--- Material to process Enclosed Below ---

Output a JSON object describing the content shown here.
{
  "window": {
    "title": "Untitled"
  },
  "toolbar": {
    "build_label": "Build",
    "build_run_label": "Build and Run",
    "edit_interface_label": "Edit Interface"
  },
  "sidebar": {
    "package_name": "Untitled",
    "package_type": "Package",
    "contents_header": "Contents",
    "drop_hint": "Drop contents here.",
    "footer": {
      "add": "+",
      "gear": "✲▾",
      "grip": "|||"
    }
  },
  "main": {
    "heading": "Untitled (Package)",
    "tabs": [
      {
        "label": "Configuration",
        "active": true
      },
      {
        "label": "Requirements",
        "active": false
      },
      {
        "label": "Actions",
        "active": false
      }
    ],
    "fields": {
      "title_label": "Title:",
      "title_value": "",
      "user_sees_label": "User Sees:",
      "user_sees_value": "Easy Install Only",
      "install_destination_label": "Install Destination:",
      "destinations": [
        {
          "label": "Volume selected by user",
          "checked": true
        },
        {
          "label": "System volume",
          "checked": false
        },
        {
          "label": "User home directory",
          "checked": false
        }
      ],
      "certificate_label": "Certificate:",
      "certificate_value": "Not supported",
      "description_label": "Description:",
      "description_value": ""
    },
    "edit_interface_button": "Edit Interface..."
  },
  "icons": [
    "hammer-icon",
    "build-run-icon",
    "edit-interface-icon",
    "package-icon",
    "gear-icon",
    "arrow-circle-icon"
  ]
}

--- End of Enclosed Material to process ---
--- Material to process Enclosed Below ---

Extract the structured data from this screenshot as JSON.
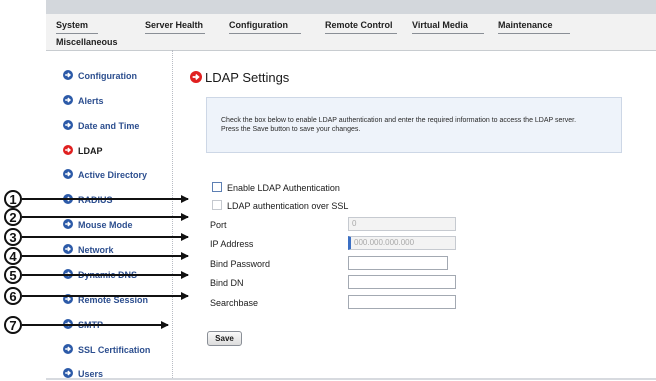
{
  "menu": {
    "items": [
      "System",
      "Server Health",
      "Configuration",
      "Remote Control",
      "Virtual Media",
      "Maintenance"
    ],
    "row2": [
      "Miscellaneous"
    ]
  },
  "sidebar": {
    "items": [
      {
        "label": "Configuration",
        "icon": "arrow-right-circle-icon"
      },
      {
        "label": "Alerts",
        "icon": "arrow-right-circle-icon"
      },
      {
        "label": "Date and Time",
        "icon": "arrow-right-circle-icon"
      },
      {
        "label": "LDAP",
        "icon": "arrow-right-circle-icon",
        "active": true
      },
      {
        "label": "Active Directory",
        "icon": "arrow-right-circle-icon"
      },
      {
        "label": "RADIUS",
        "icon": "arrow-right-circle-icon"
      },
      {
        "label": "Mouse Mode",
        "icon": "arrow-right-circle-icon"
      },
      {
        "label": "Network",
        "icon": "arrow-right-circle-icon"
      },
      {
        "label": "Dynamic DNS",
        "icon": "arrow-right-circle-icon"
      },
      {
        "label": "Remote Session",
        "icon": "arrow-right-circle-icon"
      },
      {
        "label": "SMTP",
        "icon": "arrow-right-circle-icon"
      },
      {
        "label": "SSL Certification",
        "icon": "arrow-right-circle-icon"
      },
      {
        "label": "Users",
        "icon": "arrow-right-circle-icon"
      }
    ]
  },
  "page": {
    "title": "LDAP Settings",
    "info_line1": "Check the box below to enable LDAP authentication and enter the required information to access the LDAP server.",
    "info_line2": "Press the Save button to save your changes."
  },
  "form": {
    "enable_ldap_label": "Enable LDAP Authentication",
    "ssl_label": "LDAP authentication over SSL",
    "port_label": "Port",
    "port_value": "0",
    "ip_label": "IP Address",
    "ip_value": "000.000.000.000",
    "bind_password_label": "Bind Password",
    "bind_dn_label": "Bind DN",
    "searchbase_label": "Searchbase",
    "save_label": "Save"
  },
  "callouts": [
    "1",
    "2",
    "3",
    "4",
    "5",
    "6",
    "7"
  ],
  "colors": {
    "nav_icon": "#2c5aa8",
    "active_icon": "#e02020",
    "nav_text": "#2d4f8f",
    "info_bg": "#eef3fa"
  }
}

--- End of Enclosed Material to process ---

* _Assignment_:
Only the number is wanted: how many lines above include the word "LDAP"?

* _Exercise output_:
5